Whereas the general public seems to think that nations like China have intensive trade relations with Angola because they do not bother about all sorts of human rights, honestly, we should recognize that the Netherlands has not fared badly either while trading with Angola. The question is ‘is that a bad thing’? After all ‘no aid but trade’ is a slogan that has been welcomed since a long time by large part of the ‘third world movement’… Once Dutch companies start taking ‘Corporate Social Responsibility’ more serious this might be even a good development …

‘Reversed Boston tea-party’
Finally: what does the (re-)structuring of the relationships between Angolan and Dutch government ‘from aid to trade’ mean for Civil Society here and there? David Sogge and I wrote about it it in the book  ‘Southern Africa: Civil Society, politics and donor strategies’: We conclude that the civil domain in today’s Angola is highly constrained. Government is not accountable to its citizens: their income comes from offshore. Dambisa Moyo descibes this in ‘Dead Aid’ as the reversed Boston tea-party: no representation without taxation… We therefore argue that international development agencies, currently fixated on project-based development strategies, should put much greater priority on enlarging and protecting public domains expanding the ‘public arena’ and making it transparent. Popular leverage and a shift in the balance of forces in the arena is important, but a viable objective in the middle run would be to enhance responsiveness of the Angolan state to citizens’ needs, e.g. by supporting social movements to become strong enough to hold the government accountable, thus setting precedents for wider formal democracy in the longer run. Thus focusing on the direct contribution of Dutch civil society to the strengthening of Angolan civil society. May be this in the end could historically seen also become a continuum… like the trade relations between both countries….

Crowd-sourcing by Twitterati at 1%event

Margreet van der Pijl of the 1% club wrote in her blog Quality improvement through Crowd involvement how the 1% club is looking for new ways of evaluation. Gisela Dütting (http://giseladutting.wordpress.com) and I took up the challenge and decided to start with the 1% event last friday, 17 September. We counted on the many ‘twitterati’ in the crowd and started formulating questions to be asked during the day.

Indeed among the 300 participants there were 110 individual twitterati who produced 900 tweets all together…

We asked general questions with the hashtag #1pce and #twevaluation: that did not work – no answers…

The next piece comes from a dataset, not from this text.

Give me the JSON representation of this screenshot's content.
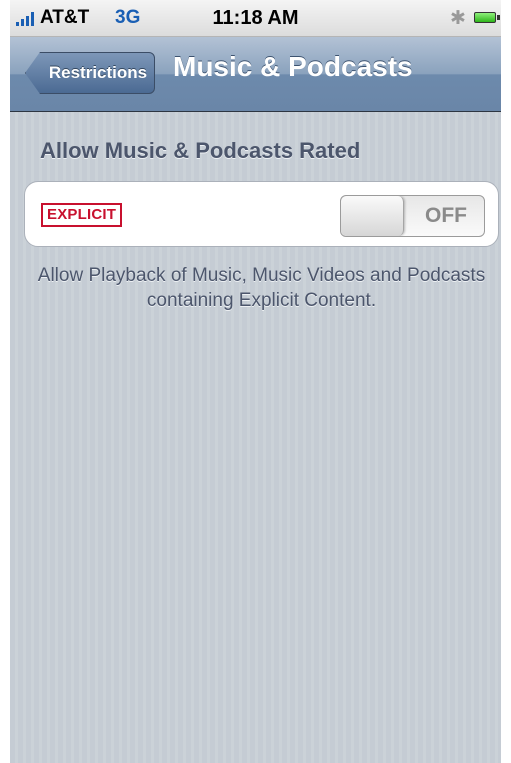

We also directed questions to people who had for instance indicated that they liked a specific presentation or open space workshop (e.g. ‘what did you like specifically’): all together during the day: 4 answers (as many as we got on one general question, more or less a ‘control’ question about the quality of the lunch…).

Our conclusions:

The 900 tweets could after the event be retrieved and analyzed – there were 96 tweets that contained enough content to make analysis possible. The fact that 900 tweets were produced on 1 event (which made the event the 5th largest event on Twitter in Holland that day) is in itself significant for instance.

But also the emphasis on the good feeling during the meeting and the enormous amount of positive energy during the day speaks to the imagination.

Tiina Urms presentation on cleaning up the WHOLE of Estonia in one day (onepercentblog.com/tag/tiina-urm/) was by far the most popular presentation for the twitterati.

But twitter as a tool? We really need to improve it for next time – if it is at all possible to use it for monitoring of an event…. (‘instant crowd sourcing’)?

Gisela Dütting and Bob van der Winden